For each line below that contains the word "this", make a copy.
++++++++++
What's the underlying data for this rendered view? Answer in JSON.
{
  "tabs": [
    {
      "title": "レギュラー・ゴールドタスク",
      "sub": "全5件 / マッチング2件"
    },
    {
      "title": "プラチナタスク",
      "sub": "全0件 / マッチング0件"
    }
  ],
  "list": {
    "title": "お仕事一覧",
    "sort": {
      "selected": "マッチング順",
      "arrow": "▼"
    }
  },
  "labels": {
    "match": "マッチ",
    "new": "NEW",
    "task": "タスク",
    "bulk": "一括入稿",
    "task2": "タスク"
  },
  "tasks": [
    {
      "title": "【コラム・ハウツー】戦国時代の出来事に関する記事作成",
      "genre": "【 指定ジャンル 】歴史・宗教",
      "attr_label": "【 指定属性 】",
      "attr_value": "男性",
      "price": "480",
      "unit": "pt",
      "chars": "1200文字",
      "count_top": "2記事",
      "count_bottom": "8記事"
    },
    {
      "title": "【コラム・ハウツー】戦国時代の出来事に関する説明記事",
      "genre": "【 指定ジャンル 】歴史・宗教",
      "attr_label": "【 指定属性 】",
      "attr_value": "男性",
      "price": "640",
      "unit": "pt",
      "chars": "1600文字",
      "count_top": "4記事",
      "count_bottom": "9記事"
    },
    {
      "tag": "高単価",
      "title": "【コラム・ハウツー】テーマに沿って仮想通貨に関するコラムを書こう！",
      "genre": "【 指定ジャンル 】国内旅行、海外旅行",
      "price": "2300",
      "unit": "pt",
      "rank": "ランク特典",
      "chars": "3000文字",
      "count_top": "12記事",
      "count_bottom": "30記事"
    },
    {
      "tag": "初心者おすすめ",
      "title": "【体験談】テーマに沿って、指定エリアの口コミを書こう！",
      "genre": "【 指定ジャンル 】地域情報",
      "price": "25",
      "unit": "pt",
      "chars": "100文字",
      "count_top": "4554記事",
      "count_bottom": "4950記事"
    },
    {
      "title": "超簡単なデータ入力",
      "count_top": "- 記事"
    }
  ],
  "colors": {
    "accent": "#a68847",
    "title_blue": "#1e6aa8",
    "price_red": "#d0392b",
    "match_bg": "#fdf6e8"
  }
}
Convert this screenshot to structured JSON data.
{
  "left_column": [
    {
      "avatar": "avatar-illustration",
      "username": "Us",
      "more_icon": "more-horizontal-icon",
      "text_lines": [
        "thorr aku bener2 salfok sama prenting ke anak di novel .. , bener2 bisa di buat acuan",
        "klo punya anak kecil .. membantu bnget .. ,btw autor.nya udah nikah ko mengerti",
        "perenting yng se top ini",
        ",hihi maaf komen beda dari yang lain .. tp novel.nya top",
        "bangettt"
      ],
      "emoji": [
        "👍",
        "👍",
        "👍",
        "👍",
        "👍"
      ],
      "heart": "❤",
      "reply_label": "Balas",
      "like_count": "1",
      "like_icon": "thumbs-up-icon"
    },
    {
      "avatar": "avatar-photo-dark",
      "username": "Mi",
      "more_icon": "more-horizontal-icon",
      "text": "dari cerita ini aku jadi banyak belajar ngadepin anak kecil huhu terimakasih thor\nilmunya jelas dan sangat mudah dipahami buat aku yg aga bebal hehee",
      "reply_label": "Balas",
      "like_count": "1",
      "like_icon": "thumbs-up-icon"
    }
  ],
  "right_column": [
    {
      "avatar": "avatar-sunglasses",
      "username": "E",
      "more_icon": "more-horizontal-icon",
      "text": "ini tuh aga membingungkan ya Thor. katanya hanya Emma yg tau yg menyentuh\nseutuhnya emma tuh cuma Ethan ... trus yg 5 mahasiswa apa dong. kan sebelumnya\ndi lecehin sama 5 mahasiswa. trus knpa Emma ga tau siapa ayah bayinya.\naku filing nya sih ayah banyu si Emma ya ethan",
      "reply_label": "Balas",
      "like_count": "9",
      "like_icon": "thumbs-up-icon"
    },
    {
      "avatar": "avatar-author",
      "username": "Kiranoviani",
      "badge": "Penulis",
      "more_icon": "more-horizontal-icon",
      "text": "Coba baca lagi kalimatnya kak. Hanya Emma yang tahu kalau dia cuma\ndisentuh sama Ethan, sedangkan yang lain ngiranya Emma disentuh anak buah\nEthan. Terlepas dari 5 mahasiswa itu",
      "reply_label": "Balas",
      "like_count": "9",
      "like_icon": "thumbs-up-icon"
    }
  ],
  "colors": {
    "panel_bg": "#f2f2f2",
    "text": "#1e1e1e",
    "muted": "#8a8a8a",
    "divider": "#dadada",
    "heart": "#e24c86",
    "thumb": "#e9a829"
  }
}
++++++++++
- Solution:
What's the underlying data for this rendered view? Answer in JSON.
Convert this screenshot to structured JSON data.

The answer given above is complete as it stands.